|Change Is Possible|
In the spirit of full disclosure, I was born Canadian and am naturalized as a US citizen. That means that my core value set is often different from many of my American friends. I don't need to be armed to protect myself from my government or fellow citizens.
In addition, earlier this year – before the Aurora shooting – I witnessed a shooting incident. It was in a restaurant facility where a crazed husband stalked his wife injuring her and a friend before turning the gun on himself. The emotions of the patrons ran from: being perplexed to being catatonic to be being terrorized to being thankful. If any of the Texas diners were packing concealed heat that night they were using a table to protect themselves, not a glock.
So I have a bias. I believe the level of gun violence in the US can be reduced; not eliminated, but reduced. I believe there is more to be done than mourn the victims and pray for the families.
What can we learn for Change Management?
1. Recognize the Issue:
Rationalizing the status quo will get us nowhere. We need to accept that we are not doing enough to protect the innocent – particularly children.
2. Paint a Monet:
There is no detailed answer. We need to paint a Monet where we can kind of see a pond, a bridge, and a tree. We can fill in the details as we travel toward our aspirational vision.
3. Create Pressure Through Dialogue:
We need to talk. We need to create grass roots awareness and pressure. We need to castigate assailants and memorialize victims. We need everyone in the gun violence supply chain to feel the pressure and modify their behavior.
Be clear, I’m not talking about big government passing intrusive laws. I’m talking about a government that leads by facilitating and following. A government that funds research and creates opportunities for fact based debate.
I believe that we can create a culture that responsibly questions the national attitude toward: gun ownership; the power of firearms on our streets; and even the open worship of gun violence in our entertainment.
We can renew ourselves. We don’t need a big change in laws to control guns or their aggrandizement in our society. Prohibition and censorship are not answers. Responsibility is.
We’ve Done This Before!
Pollyanna, you say! No, historian. Look at big tobacco. Fifty years ago it was out of control. Big money in big tobacco was enticing vulnerable youth into a life of bad health and likely early death. Bogie and Bacall gave rise to the Marlboro Man and Camel’s Joe Cool as icons of our culture.

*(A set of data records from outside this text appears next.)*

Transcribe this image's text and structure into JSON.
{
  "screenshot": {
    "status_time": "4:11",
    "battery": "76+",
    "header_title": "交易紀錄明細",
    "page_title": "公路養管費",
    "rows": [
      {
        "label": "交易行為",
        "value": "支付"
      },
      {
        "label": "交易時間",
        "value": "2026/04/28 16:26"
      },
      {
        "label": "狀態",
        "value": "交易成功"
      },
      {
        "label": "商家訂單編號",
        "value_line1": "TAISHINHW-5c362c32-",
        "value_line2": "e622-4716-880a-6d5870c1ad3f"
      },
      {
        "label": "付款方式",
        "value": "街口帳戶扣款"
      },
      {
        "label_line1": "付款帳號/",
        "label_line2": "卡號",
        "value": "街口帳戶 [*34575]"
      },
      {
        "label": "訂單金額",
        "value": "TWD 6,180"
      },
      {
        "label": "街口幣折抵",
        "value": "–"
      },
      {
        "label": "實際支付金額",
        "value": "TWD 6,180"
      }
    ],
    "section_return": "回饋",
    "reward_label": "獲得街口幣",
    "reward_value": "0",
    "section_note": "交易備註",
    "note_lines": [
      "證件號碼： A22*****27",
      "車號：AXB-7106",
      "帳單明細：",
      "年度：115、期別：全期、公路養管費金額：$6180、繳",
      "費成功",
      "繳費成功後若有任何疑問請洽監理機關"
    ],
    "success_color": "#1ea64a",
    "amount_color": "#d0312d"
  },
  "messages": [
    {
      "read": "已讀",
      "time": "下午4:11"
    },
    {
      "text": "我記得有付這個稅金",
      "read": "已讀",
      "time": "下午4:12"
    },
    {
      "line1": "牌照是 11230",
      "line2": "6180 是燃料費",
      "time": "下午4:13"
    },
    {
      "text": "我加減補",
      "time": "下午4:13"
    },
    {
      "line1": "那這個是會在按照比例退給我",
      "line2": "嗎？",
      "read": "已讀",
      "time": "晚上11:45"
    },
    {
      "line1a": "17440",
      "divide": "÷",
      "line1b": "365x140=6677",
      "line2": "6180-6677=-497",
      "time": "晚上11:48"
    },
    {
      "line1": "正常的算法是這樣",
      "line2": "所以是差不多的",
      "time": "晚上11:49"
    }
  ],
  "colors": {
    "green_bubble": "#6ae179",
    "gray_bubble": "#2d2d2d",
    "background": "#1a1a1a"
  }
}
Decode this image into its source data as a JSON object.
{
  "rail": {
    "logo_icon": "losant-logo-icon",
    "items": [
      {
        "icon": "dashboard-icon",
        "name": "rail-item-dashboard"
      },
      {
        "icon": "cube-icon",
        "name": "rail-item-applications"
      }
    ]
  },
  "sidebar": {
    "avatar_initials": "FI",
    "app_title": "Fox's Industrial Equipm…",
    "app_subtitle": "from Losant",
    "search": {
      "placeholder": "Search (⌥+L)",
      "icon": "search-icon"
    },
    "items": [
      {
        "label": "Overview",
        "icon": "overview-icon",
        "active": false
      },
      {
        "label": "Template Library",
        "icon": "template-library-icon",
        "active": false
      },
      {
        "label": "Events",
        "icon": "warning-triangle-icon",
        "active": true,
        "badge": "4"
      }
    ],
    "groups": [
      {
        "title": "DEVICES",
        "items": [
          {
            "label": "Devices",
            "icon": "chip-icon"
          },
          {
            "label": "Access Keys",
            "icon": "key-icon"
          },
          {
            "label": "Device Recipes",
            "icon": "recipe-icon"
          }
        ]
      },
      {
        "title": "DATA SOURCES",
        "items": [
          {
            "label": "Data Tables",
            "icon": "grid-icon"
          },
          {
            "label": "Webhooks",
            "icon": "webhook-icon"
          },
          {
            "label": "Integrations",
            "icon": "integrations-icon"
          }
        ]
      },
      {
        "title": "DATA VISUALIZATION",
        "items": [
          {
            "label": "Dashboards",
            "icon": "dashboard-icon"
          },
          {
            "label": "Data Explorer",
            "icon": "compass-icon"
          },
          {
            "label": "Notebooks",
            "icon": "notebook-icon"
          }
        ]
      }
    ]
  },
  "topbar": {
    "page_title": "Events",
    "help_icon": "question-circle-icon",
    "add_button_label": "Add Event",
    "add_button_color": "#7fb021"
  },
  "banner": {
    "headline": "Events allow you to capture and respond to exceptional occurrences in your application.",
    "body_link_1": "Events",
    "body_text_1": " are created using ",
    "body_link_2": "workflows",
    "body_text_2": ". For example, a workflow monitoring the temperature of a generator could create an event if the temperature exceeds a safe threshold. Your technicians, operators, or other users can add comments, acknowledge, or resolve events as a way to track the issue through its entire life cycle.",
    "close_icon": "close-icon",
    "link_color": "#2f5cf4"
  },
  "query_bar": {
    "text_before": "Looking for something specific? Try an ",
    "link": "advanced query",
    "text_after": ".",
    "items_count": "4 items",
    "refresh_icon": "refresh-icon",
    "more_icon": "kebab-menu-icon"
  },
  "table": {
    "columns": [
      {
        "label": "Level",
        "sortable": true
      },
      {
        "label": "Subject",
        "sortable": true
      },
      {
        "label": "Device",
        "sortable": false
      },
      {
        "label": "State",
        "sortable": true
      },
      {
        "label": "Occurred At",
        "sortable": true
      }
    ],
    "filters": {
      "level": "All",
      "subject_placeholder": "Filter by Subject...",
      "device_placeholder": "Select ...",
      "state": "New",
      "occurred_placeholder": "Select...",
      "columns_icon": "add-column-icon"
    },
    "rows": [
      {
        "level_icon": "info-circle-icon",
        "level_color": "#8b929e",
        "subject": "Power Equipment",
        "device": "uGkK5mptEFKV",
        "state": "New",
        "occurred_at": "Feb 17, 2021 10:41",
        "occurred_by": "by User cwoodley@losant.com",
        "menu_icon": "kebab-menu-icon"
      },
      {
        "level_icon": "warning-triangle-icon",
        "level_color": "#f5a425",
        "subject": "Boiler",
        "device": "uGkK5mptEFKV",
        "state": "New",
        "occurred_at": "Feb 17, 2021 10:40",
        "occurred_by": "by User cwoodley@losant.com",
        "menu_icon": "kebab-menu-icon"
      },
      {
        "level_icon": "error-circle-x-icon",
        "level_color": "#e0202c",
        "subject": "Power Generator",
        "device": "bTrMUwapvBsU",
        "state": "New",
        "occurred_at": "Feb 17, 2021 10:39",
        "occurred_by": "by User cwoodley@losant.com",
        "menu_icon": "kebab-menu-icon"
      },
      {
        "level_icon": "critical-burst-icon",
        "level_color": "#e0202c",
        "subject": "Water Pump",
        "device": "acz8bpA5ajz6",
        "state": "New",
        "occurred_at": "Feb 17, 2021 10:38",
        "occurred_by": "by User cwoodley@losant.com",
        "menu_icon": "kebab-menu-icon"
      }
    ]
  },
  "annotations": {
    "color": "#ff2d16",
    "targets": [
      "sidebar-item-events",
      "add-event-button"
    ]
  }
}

I’m not an apologist for the tobacco industry, and yes I recognize that many laws and regulations have been passed to define where big tobacco can play. However, I also recognize that public outrage – usually in the name of our children – created limitations that were inconceivable only a few decades ago. Sure, maybe it was a bad idea to let everyone smoke in packed movie houses, but now you can’t smoke on a restaurant’s outdoor patio.
We didn’t outlaw tobacco and there is no need to outlaw guns. What we did was classic change management: we recognized the issue; we envisioned an ideal future state; and we created a public dialogue that pressured big tobacco to become a responsible corporate citizen.
We know how to reduce gun violence in the US. We know how to protect our citizen’s right to “life, liberty, and the pursuit of happiness.” There is no “paint by numbers” answer, but there is a reward.
The reward is the hard work of moving forward.